American Banker polled employees at a range of fintechs to answer that question and shared the results in its “Best Fintechs to Work For” series this week. Not surprisingly, pay and benefits topped the list. However, the companies that scored at the very top offered additional perks to employees that went above and beyond. Some examples include contributing to an employee’s newborn’s 529 savings plan, access to an on-site gym and yoga classes, and, yes, beer on tap.

It’s interesting to see what employees consider most when evaluating job satisfaction: money matters most, but as this list shows, the little things can go a long way.

A Shoddy Business Accelerator

This week, so-called serial entrepreneur Kyle Geoffrey Sandler pleaded guilty for creating a sham accelerator in Opelika, Alabama (the Round House) that swindled the entire community. According to one of the locals that backed Sandler’s ambitious initiative, Sandler was a good promoter and pitchman.

But while Sandler will now be spending time in orange, hucksters in general have cause to celebrate. The reason? The CFPB — which today should perhaps stand for the Consumer Fraud Promotion Bureau — has rolled back looming rules that would have required lenders to verify the income of prospective borrowers and ensure that they have the wherewithal to pay back loans. Had such rules gone into effect, payday lenders would have had a much more difficult time trapping low-income individuals into debt spirals. That would have been great for the nation, but horrible for the Sandlers on the loose. Fortunately for them, payday lenders have friends in high places who decided to take action.

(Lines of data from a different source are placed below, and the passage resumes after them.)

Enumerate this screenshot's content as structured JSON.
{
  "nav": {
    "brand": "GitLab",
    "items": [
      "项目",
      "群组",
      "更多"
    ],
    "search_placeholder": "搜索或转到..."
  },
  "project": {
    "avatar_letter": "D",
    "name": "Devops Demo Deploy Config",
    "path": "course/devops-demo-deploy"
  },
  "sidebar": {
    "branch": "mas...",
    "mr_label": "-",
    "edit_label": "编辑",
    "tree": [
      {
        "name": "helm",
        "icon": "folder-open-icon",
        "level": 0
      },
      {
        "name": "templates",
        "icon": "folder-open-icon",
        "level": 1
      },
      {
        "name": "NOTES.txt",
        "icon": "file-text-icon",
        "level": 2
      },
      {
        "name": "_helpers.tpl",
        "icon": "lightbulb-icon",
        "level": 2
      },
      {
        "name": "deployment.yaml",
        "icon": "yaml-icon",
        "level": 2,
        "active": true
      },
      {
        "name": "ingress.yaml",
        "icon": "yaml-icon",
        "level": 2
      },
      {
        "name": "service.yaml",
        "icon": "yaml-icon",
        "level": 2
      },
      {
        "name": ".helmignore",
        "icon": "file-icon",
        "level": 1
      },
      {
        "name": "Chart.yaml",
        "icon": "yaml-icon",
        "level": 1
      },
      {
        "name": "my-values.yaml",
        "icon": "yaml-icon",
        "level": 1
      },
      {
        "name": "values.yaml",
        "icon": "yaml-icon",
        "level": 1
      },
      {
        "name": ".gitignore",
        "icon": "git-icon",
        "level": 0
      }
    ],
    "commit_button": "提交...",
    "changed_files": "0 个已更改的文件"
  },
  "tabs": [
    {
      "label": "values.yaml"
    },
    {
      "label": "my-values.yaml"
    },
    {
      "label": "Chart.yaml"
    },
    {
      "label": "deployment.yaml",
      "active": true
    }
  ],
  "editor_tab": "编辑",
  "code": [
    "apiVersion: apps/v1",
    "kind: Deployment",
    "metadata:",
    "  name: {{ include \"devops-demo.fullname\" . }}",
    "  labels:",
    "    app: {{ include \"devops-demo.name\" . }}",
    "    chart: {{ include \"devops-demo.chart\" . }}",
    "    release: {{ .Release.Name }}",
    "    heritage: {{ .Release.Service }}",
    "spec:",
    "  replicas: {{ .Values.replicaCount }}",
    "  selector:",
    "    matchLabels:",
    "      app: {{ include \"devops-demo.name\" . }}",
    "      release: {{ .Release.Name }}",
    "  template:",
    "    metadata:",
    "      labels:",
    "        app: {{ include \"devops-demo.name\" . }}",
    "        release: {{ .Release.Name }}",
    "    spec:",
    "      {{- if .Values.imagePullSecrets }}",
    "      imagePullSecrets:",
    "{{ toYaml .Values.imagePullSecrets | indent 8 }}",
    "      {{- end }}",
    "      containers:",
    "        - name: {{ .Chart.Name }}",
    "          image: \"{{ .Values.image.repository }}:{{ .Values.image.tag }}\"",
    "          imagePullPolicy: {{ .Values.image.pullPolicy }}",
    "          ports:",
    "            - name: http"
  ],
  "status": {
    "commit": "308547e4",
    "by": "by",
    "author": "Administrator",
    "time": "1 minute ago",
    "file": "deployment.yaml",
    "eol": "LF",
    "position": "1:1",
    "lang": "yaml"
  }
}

To make matters worse, evidence is now emerging that a front group for the payday loan industry, the so-called Short-Term Loan Bar Association, actually had a hand in commissioning the fraud studies that were cited by the CFPB as the basis for nixing the rules. For online lending start-ups out there, now is the time to act aggressively to step up your education efforts and offerings that propose fair and transparent terms to lower-income borrowers.

Quote of the Week

“Awards can give you a tremendous amount of encouragement to keep getting better, no matter how young or old you are.”

~ Alan Alda